-- DATA TO PROCESS follows --

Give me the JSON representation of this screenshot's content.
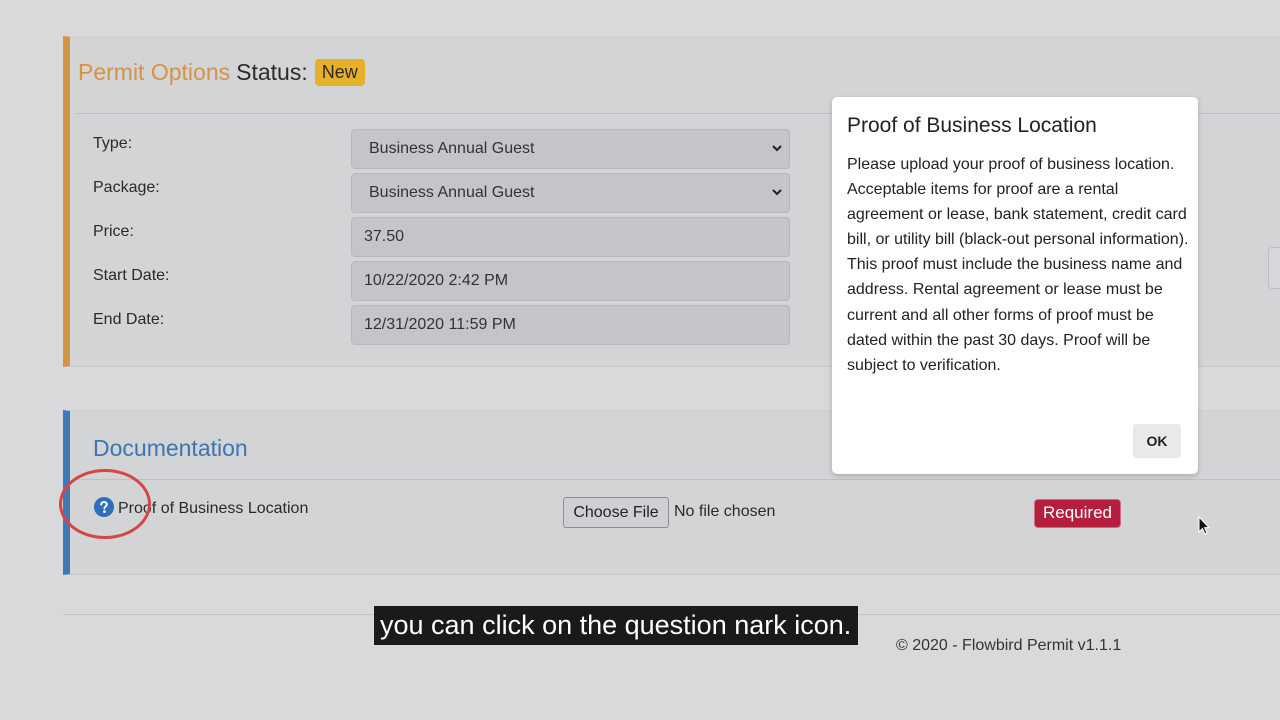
{
  "permit_options": {
    "title": "Permit Options",
    "status_label": "Status:",
    "status_badge": "New",
    "fields": [
      {
        "label": "Type:",
        "value": "Business Annual Guest",
        "kind": "select"
      },
      {
        "label": "Package:",
        "value": "Business Annual Guest",
        "kind": "select"
      },
      {
        "label": "Price:",
        "value": "37.50",
        "kind": "readonly"
      },
      {
        "label": "Start Date:",
        "value": "10/22/2020 2:42 PM",
        "kind": "readonly"
      },
      {
        "label": "End Date:",
        "value": "12/31/2020 11:59 PM",
        "kind": "readonly"
      }
    ]
  },
  "documentation": {
    "title": "Documentation",
    "item_label": "Proof of Business Location",
    "help_icon": "question-circle-icon",
    "choose_file_label": "Choose File",
    "no_file_text": "No file chosen",
    "required_badge": "Required"
  },
  "modal": {
    "title": "Proof of Business Location",
    "body": "Please upload your proof of business location. Acceptable items for proof are a rental agreement or lease, bank statement, credit card bill, or utility bill (black-out personal information). This proof must include the business name and address. Rental agreement or lease must be current and all other forms of proof must be dated within the past 30 days. Proof will be subject to verification.",
    "ok_label": "OK"
  },
  "footer": {
    "copyright": "© 2020 - Flowbird Permit v1.1.1"
  },
  "subtitle": "you can click on the question nark icon.",
  "colors": {
    "permit_accent": "#d69343",
    "doc_accent": "#3d7ab5",
    "status_badge": "#e6b02a",
    "required_badge": "#b51f3d",
    "highlight_circle": "#d74545"
  }
}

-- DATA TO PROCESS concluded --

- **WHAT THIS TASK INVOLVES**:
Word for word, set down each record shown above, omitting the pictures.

- **RESPONSE TO THIS EXERCISE**:
Give me the JSON representation of this screenshot's content.
{
  "permit_options": {
    "title": "Permit Options",
    "status_label": "Status:",
    "status_badge": "New",
    "fields": [
      {
        "label": "Type:",
        "value": "Business Annual Guest",
        "kind": "select"
      },
      {
        "label": "Package:",
        "value": "Business Annual Guest",
        "kind": "select"
      },
      {
        "label": "Price:",
        "value": "37.50",
        "kind": "readonly"
      },
      {
        "label": "Start Date:",
        "value": "10/22/2020 2:42 PM",
        "kind": "readonly"
      },
      {
        "label": "End Date:",
        "value": "12/31/2020 11:59 PM",
        "kind": "readonly"
      }
    ]
  },
  "documentation": {
    "title": "Documentation",
    "item_label": "Proof of Business Location",
    "help_icon": "question-circle-icon",
    "choose_file_label": "Choose File",
    "no_file_text": "No file chosen",
    "required_badge": "Required"
  },
  "modal": {
    "title": "Proof of Business Location",
    "body": "Please upload your proof of business location. Acceptable items for proof are a rental agreement or lease, bank statement, credit card bill, or utility bill (black-out personal information). This proof must include the business name and address. Rental agreement or lease must be current and all other forms of proof must be dated within the past 30 days. Proof will be subject to verification.",
    "ok_label": "OK"
  },
  "footer": {
    "copyright": "© 2020 - Flowbird Permit v1.1.1"
  },
  "subtitle": "you can click on the question nark icon.",
  "colors": {
    "permit_accent": "#d69343",
    "doc_accent": "#3d7ab5",
    "status_badge": "#e6b02a",
    "required_badge": "#b51f3d",
    "highlight_circle": "#d74545"
  }
}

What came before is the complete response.